(Dataset entries)
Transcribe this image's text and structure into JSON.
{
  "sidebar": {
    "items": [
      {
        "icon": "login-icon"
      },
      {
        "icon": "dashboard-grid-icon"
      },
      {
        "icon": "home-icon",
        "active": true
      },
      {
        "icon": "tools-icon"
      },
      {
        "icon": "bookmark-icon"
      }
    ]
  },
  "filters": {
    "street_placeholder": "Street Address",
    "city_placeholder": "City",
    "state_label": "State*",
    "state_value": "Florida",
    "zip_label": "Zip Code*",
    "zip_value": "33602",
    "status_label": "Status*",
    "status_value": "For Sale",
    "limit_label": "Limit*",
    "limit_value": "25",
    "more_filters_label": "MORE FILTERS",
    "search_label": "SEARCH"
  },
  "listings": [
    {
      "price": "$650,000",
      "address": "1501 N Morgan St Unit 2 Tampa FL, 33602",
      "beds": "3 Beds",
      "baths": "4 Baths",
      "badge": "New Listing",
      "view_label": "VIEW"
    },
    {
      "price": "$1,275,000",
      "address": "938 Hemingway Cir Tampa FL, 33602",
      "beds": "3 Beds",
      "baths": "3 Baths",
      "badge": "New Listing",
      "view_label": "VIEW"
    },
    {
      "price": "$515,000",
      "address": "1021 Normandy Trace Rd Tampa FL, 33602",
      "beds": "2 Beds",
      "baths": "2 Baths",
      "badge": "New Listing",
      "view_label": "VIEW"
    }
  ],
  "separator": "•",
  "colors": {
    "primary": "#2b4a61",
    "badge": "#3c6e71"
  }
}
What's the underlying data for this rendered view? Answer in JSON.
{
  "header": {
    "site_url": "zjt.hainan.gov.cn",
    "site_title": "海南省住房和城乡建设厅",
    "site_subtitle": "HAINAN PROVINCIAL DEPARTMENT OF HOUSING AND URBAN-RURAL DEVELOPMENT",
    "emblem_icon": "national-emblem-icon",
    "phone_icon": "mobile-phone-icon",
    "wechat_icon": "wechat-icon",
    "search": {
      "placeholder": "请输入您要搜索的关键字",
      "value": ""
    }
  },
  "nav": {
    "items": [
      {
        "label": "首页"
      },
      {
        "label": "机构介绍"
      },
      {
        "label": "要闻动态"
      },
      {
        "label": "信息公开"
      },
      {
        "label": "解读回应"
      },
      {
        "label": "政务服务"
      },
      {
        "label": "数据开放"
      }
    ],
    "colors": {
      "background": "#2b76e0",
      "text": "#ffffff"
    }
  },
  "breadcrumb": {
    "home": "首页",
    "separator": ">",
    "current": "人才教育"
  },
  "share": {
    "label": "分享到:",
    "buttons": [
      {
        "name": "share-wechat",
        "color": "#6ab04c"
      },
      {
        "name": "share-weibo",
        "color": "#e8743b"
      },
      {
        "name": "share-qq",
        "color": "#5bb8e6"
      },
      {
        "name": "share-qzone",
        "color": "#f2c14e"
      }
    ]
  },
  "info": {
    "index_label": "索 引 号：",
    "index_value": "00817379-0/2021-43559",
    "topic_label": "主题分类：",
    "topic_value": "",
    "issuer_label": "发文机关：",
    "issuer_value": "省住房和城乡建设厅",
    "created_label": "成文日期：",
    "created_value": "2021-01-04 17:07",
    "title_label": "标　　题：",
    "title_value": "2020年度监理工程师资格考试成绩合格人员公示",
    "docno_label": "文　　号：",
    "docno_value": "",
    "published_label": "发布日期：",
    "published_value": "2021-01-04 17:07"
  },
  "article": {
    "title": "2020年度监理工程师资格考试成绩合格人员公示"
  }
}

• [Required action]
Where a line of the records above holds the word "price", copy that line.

• [Expected output]
      "price": "$650,000",
      "price": "$1,275,000",
      "price": "$515,000",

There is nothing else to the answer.